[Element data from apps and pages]

*** Begin section ***

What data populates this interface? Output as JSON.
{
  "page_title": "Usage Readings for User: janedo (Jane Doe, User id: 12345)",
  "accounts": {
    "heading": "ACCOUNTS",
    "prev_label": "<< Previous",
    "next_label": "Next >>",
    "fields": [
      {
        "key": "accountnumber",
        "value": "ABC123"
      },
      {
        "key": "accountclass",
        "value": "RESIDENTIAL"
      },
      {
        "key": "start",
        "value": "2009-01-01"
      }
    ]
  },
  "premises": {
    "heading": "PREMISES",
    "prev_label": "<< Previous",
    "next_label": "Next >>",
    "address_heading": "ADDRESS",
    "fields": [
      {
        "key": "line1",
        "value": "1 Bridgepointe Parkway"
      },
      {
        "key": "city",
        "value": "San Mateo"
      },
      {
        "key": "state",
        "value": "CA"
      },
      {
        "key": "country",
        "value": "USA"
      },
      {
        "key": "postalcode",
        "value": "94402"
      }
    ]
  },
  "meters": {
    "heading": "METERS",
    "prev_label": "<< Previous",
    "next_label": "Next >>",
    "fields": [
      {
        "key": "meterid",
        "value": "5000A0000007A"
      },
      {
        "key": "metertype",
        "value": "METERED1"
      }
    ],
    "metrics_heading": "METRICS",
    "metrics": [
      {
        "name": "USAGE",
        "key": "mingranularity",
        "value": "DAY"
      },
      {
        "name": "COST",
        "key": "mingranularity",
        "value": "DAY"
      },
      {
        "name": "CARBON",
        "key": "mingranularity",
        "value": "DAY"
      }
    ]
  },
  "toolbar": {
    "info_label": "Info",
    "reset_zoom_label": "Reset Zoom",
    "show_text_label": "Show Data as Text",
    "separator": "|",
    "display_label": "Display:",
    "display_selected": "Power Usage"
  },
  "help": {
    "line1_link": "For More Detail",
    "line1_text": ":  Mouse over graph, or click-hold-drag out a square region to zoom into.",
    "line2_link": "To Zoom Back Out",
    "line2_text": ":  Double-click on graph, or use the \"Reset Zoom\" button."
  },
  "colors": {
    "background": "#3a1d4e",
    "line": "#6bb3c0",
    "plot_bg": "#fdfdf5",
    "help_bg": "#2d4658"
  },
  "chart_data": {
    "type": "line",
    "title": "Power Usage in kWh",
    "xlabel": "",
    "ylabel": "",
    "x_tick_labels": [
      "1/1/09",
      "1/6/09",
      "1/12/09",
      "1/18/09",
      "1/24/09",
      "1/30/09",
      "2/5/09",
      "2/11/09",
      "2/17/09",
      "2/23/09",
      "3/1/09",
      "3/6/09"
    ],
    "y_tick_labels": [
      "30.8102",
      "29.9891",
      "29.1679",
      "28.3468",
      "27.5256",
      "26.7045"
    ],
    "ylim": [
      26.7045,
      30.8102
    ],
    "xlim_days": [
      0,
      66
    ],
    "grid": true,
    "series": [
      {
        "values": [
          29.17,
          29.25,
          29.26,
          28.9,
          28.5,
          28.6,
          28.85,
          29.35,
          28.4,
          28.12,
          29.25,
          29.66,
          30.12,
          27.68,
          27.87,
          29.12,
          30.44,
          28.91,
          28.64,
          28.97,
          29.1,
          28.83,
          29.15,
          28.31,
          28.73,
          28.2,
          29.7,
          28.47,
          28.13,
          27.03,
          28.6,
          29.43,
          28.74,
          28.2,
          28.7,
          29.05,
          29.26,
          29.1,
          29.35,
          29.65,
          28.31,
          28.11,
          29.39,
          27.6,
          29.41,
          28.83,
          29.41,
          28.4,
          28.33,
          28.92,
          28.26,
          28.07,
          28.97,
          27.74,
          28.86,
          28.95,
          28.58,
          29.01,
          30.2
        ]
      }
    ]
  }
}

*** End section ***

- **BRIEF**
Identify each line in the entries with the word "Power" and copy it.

- **ANSWER FOR THE TASK**
    "display_selected": "Power Usage"
    "title": "Power Usage in kWh",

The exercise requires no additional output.